___ Entries supplied ___
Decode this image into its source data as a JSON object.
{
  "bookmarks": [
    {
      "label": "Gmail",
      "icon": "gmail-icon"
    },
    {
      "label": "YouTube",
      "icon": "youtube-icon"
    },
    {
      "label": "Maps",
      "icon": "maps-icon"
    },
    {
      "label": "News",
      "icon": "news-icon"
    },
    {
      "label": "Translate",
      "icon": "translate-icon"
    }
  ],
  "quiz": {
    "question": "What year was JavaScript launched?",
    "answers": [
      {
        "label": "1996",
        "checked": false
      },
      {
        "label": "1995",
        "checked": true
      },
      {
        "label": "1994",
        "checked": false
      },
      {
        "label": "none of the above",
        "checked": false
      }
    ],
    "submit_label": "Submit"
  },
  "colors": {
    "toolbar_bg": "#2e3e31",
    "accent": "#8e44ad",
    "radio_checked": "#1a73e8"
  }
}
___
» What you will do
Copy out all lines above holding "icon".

» Answer space
      "icon": "gmail-icon"
      "icon": "youtube-icon"
      "icon": "maps-icon"
      "icon": "news-icon"
      "icon": "translate-icon"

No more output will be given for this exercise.